- **What is being asked**
In the copy, include no images, and repeat each entry precisely as written.

[Collected data entries]
━━━━━━━━━━━━━━━━
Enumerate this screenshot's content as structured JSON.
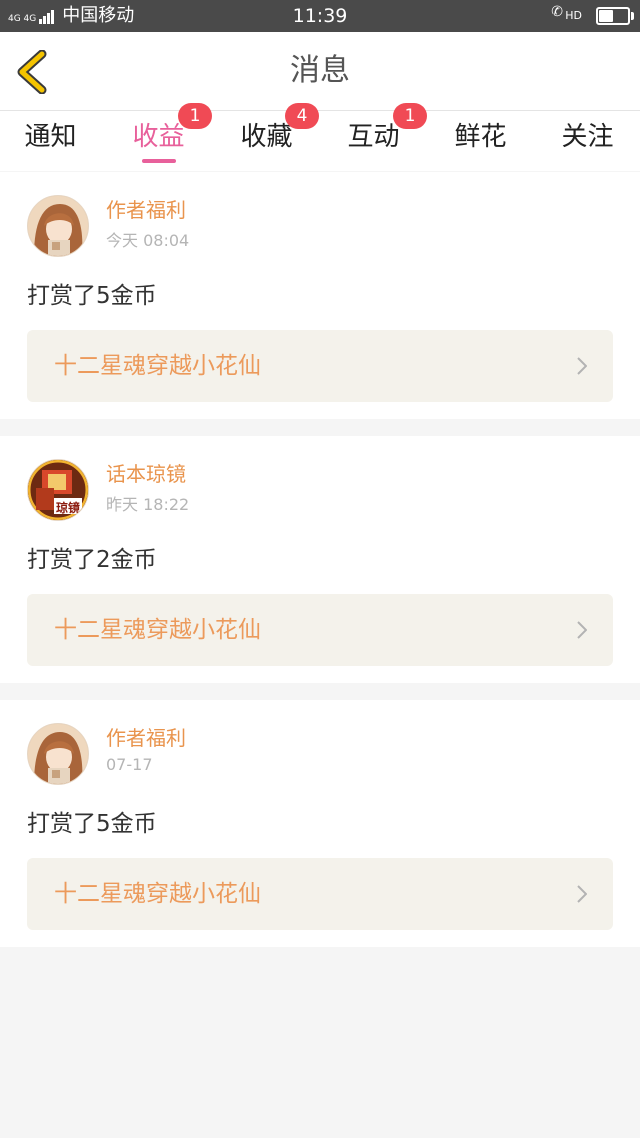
{
  "status_bar": {
    "network": "4G 4G",
    "carrier": "中国移动",
    "time": "11:39",
    "hd_label": "HD",
    "battery_level": 0.5
  },
  "header": {
    "title": "消息",
    "back_icon": "chevron-left-icon"
  },
  "tabs": [
    {
      "label": "通知",
      "badge": "",
      "active": false
    },
    {
      "label": "收益",
      "badge": "1",
      "active": true
    },
    {
      "label": "收藏",
      "badge": "4",
      "active": false
    },
    {
      "label": "互动",
      "badge": "1",
      "active": false
    },
    {
      "label": "鲜花",
      "badge": "",
      "active": false
    },
    {
      "label": "关注",
      "badge": "",
      "active": false
    }
  ],
  "messages": [
    {
      "sender": "作者福利",
      "time": "今天 08:04",
      "action": "打赏了5金币",
      "book": "十二星魂穿越小花仙"
    },
    {
      "sender": "话本琼镜",
      "time": "昨天 18:22",
      "action": "打赏了2金币",
      "book": "十二星魂穿越小花仙",
      "avatar_text": "琼镜"
    },
    {
      "sender": "作者福利",
      "time": "07-17",
      "action": "打赏了5金币",
      "book": "十二星魂穿越小花仙"
    }
  ],
  "colors": {
    "accent_pink": "#e8609b",
    "badge_red": "#f04a55",
    "sender_orange": "#e9944d",
    "book_orange": "#ec9a5b",
    "back_yellow": "#f5c400"
  }
}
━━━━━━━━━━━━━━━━
- **Response for this exercise**
Enumerate this screenshot's content as structured JSON.
{
  "status_bar": {
    "network": "4G 4G",
    "carrier": "中国移动",
    "time": "11:39",
    "hd_label": "HD",
    "battery_level": 0.5
  },
  "header": {
    "title": "消息",
    "back_icon": "chevron-left-icon"
  },
  "tabs": [
    {
      "label": "通知",
      "badge": "",
      "active": false
    },
    {
      "label": "收益",
      "badge": "1",
      "active": true
    },
    {
      "label": "收藏",
      "badge": "4",
      "active": false
    },
    {
      "label": "互动",
      "badge": "1",
      "active": false
    },
    {
      "label": "鲜花",
      "badge": "",
      "active": false
    },
    {
      "label": "关注",
      "badge": "",
      "active": false
    }
  ],
  "messages": [
    {
      "sender": "作者福利",
      "time": "今天 08:04",
      "action": "打赏了5金币",
      "book": "十二星魂穿越小花仙"
    },
    {
      "sender": "话本琼镜",
      "time": "昨天 18:22",
      "action": "打赏了2金币",
      "book": "十二星魂穿越小花仙",
      "avatar_text": "琼镜"
    },
    {
      "sender": "作者福利",
      "time": "07-17",
      "action": "打赏了5金币",
      "book": "十二星魂穿越小花仙"
    }
  ],
  "colors": {
    "accent_pink": "#e8609b",
    "badge_red": "#f04a55",
    "sender_orange": "#e9944d",
    "book_orange": "#ec9a5b",
    "back_yellow": "#f5c400"
  }
}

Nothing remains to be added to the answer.